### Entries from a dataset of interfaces

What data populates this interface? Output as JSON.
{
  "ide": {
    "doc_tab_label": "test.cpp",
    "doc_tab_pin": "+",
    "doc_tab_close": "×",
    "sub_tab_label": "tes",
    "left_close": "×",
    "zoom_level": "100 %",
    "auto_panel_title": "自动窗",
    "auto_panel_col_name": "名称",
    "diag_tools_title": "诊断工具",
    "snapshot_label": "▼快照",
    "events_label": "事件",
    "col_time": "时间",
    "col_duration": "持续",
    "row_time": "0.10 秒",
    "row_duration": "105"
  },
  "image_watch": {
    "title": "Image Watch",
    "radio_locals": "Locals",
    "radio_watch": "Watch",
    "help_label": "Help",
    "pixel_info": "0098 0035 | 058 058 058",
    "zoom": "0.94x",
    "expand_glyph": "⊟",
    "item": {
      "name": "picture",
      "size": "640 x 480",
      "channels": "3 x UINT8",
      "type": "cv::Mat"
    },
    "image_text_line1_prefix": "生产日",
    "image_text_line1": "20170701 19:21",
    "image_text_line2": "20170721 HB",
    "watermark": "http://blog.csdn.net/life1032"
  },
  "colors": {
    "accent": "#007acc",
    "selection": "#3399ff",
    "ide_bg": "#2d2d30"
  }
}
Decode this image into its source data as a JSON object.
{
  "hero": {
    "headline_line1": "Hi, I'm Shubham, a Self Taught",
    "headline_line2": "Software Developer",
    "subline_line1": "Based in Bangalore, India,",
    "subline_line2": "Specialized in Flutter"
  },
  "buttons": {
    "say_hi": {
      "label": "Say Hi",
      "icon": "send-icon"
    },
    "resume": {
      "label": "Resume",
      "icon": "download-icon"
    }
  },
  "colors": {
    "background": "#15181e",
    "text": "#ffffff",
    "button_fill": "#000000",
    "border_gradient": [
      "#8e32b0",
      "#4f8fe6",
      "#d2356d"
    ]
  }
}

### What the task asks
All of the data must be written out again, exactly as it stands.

### Written reply
What data populates this interface? Output as JSON.
{
  "ide": {
    "doc_tab_label": "test.cpp",
    "doc_tab_pin": "+",
    "doc_tab_close": "×",
    "sub_tab_label": "tes",
    "left_close": "×",
    "zoom_level": "100 %",
    "auto_panel_title": "自动窗",
    "auto_panel_col_name": "名称",
    "diag_tools_title": "诊断工具",
    "snapshot_label": "▼快照",
    "events_label": "事件",
    "col_time": "时间",
    "col_duration": "持续",
    "row_time": "0.10 秒",
    "row_duration": "105"
  },
  "image_watch": {
    "title": "Image Watch",
    "radio_locals": "Locals",
    "radio_watch": "Watch",
    "help_label": "Help",
    "pixel_info": "0098 0035 | 058 058 058",
    "zoom": "0.94x",
    "expand_glyph": "⊟",
    "item": {
      "name": "picture",
      "size": "640 x 480",
      "channels": "3 x UINT8",
      "type": "cv::Mat"
    },
    "image_text_line1_prefix": "生产日",
    "image_text_line1": "20170701 19:21",
    "image_text_line2": "20170721 HB",
    "watermark": "http://blog.csdn.net/life1032"
  },
  "colors": {
    "accent": "#007acc",
    "selection": "#3399ff",
    "ide_bg": "#2d2d30"
  }
}
Decode this image into its source data as a JSON object.
{
  "hero": {
    "headline_line1": "Hi, I'm Shubham, a Self Taught",
    "headline_line2": "Software Developer",
    "subline_line1": "Based in Bangalore, India,",
    "subline_line2": "Specialized in Flutter"
  },
  "buttons": {
    "say_hi": {
      "label": "Say Hi",
      "icon": "send-icon"
    },
    "resume": {
      "label": "Resume",
      "icon": "download-icon"
    }
  },
  "colors": {
    "background": "#15181e",
    "text": "#ffffff",
    "button_fill": "#000000",
    "border_gradient": [
      "#8e32b0",
      "#4f8fe6",
      "#d2356d"
    ]
  }
}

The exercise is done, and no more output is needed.